● EXERCISE DIRECTIONS
The records are to be copied word for word, and the pictures dropped.

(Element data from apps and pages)
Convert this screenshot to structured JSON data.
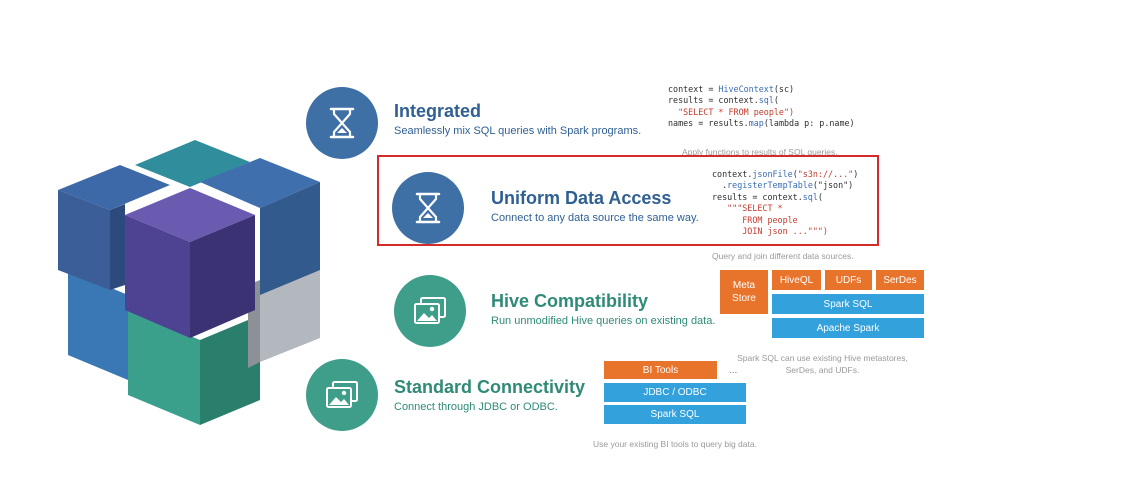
{
  "features": {
    "integrated": {
      "title": "Integrated",
      "desc": "Seamlessly mix SQL queries with Spark programs.",
      "icon": "hourglass-icon"
    },
    "uniform": {
      "title": "Uniform Data Access",
      "desc": "Connect to any data source the same way.",
      "icon": "hourglass-icon"
    },
    "hive": {
      "title": "Hive Compatibility",
      "desc": "Run unmodified  Hive queries on existing data.",
      "icon": "images-icon"
    },
    "connectivity": {
      "title": "Standard Connectivity",
      "desc": "Connect through  JDBC or ODBC.",
      "icon": "images-icon"
    }
  },
  "code1": {
    "l1a": "context = ",
    "l1b": "HiveContext",
    "l1c": "(sc)",
    "l2a": "results = context.",
    "l2b": "sql",
    "l2c": "(",
    "l3": "  \"SELECT * FROM people\")",
    "l4a": "names = results.",
    "l4b": "map",
    "l4c": "(lambda p: p.name)",
    "caption": "Apply functions to results of SQL queries."
  },
  "code2": {
    "l1a": "context.",
    "l1b": "jsonFile",
    "l1c": "(",
    "l1d": "\"s3n://...\"",
    "l1e": ")",
    "l2a": "  .",
    "l2b": "registerTempTable",
    "l2c": "(\"json\")",
    "l3a": "results = context.",
    "l3b": "sql",
    "l3c": "(",
    "l4": "   \"\"\"SELECT *",
    "l5": "      FROM people",
    "l6": "      JOIN json ...\"\"\")",
    "caption": "Query and join different data sources."
  },
  "hive_stack": {
    "metastore": "Meta Store",
    "hiveql": "HiveQL",
    "udfs": "UDFs",
    "serdes": "SerDes",
    "sparksql": "Spark SQL",
    "apachespark": "Apache Spark",
    "caption": "Spark SQL can use existing Hive metastores, SerDes, and UDFs."
  },
  "conn_stack": {
    "bitools": "BI Tools",
    "ellipsis": "...",
    "jdbc": "JDBC / ODBC",
    "sparksql": "Spark SQL",
    "caption": "Use your existing BI tools to query big data."
  },
  "colors": {
    "blue": "#3e6fa5",
    "teal": "#3e9e8a",
    "orange": "#e8742c",
    "light_blue": "#33a1dc",
    "highlight": "#d42a2a"
  }
}
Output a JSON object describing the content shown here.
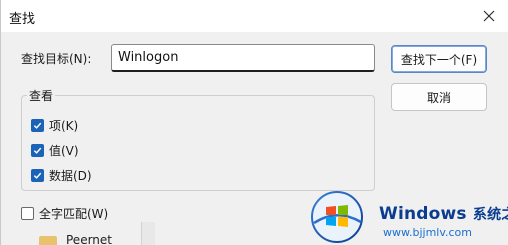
{
  "window": {
    "title": "查找"
  },
  "find": {
    "label": "查找目标(N):",
    "value": "Winlogon"
  },
  "buttons": {
    "find_next": "查找下一个(F)",
    "cancel": "取消"
  },
  "lookat": {
    "title": "查看",
    "options": [
      {
        "label": "项(K)",
        "checked": true
      },
      {
        "label": "值(V)",
        "checked": true
      },
      {
        "label": "数据(D)",
        "checked": true
      }
    ]
  },
  "match_whole": {
    "label": "全字匹配(W)",
    "checked": false
  },
  "background": {
    "tree_item": "Peernet"
  },
  "watermark": {
    "brand": "Windows",
    "brand_cn": "系统之家",
    "url": "www.bjjmlv.com"
  },
  "colors": {
    "accent": "#1b63b8",
    "dialog_bg": "#f0f0f0"
  }
}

● TASK RESPONSE
Convert this screenshot to structured JSON data.
{
  "features": {
    "integrated": {
      "title": "Integrated",
      "desc": "Seamlessly mix SQL queries with Spark programs.",
      "icon": "hourglass-icon"
    },
    "uniform": {
      "title": "Uniform Data Access",
      "desc": "Connect to any data source the same way.",
      "icon": "hourglass-icon"
    },
    "hive": {
      "title": "Hive Compatibility",
      "desc": "Run unmodified  Hive queries on existing data.",
      "icon": "images-icon"
    },
    "connectivity": {
      "title": "Standard Connectivity",
      "desc": "Connect through  JDBC or ODBC.",
      "icon": "images-icon"
    }
  },
  "code1": {
    "l1a": "context = ",
    "l1b": "HiveContext",
    "l1c": "(sc)",
    "l2a": "results = context.",
    "l2b": "sql",
    "l2c": "(",
    "l3": "  \"SELECT * FROM people\")",
    "l4a": "names = results.",
    "l4b": "map",
    "l4c": "(lambda p: p.name)",
    "caption": "Apply functions to results of SQL queries."
  },
  "code2": {
    "l1a": "context.",
    "l1b": "jsonFile",
    "l1c": "(",
    "l1d": "\"s3n://...\"",
    "l1e": ")",
    "l2a": "  .",
    "l2b": "registerTempTable",
    "l2c": "(\"json\")",
    "l3a": "results = context.",
    "l3b": "sql",
    "l3c": "(",
    "l4": "   \"\"\"SELECT *",
    "l5": "      FROM people",
    "l6": "      JOIN json ...\"\"\")",
    "caption": "Query and join different data sources."
  },
  "hive_stack": {
    "metastore": "Meta Store",
    "hiveql": "HiveQL",
    "udfs": "UDFs",
    "serdes": "SerDes",
    "sparksql": "Spark SQL",
    "apachespark": "Apache Spark",
    "caption": "Spark SQL can use existing Hive metastores, SerDes, and UDFs."
  },
  "conn_stack": {
    "bitools": "BI Tools",
    "ellipsis": "...",
    "jdbc": "JDBC / ODBC",
    "sparksql": "Spark SQL",
    "caption": "Use your existing BI tools to query big data."
  },
  "colors": {
    "blue": "#3e6fa5",
    "teal": "#3e9e8a",
    "orange": "#e8742c",
    "light_blue": "#33a1dc",
    "highlight": "#d42a2a"
  }
}
Output a JSON object describing the content shown here.
{
  "window": {
    "title": "查找"
  },
  "find": {
    "label": "查找目标(N):",
    "value": "Winlogon"
  },
  "buttons": {
    "find_next": "查找下一个(F)",
    "cancel": "取消"
  },
  "lookat": {
    "title": "查看",
    "options": [
      {
        "label": "项(K)",
        "checked": true
      },
      {
        "label": "值(V)",
        "checked": true
      },
      {
        "label": "数据(D)",
        "checked": true
      }
    ]
  },
  "match_whole": {
    "label": "全字匹配(W)",
    "checked": false
  },
  "background": {
    "tree_item": "Peernet"
  },
  "watermark": {
    "brand": "Windows",
    "brand_cn": "系统之家",
    "url": "www.bjjmlv.com"
  },
  "colors": {
    "accent": "#1b63b8",
    "dialog_bg": "#f0f0f0"
  }
}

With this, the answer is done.